• **What is needed**
Write out every entry again exactly as it stands.

===== Data under study

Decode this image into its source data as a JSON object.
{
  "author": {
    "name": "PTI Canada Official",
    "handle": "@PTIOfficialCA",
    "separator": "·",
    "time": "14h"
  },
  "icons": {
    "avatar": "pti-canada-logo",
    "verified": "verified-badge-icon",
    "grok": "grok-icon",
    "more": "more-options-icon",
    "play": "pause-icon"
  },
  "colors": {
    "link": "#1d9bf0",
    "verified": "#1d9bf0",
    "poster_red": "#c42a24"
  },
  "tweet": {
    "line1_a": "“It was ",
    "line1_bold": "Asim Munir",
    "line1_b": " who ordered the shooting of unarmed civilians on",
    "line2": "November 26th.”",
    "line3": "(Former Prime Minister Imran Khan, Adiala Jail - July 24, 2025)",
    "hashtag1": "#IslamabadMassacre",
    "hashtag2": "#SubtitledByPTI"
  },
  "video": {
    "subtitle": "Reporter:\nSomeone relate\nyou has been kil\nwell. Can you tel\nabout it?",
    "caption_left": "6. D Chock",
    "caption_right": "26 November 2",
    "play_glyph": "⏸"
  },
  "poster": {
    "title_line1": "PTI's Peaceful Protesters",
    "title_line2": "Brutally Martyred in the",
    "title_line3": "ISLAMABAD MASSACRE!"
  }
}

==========

• **Response area**
Decode this image into its source data as a JSON object.
{
  "author": {
    "name": "PTI Canada Official",
    "handle": "@PTIOfficialCA",
    "separator": "·",
    "time": "14h"
  },
  "icons": {
    "avatar": "pti-canada-logo",
    "verified": "verified-badge-icon",
    "grok": "grok-icon",
    "more": "more-options-icon",
    "play": "pause-icon"
  },
  "colors": {
    "link": "#1d9bf0",
    "verified": "#1d9bf0",
    "poster_red": "#c42a24"
  },
  "tweet": {
    "line1_a": "“It was ",
    "line1_bold": "Asim Munir",
    "line1_b": " who ordered the shooting of unarmed civilians on",
    "line2": "November 26th.”",
    "line3": "(Former Prime Minister Imran Khan, Adiala Jail - July 24, 2025)",
    "hashtag1": "#IslamabadMassacre",
    "hashtag2": "#SubtitledByPTI"
  },
  "video": {
    "subtitle": "Reporter:\nSomeone relate\nyou has been kil\nwell. Can you tel\nabout it?",
    "caption_left": "6. D Chock",
    "caption_right": "26 November 2",
    "play_glyph": "⏸"
  },
  "poster": {
    "title_line1": "PTI's Peaceful Protesters",
    "title_line2": "Brutally Martyred in the",
    "title_line3": "ISLAMABAD MASSACRE!"
  }
}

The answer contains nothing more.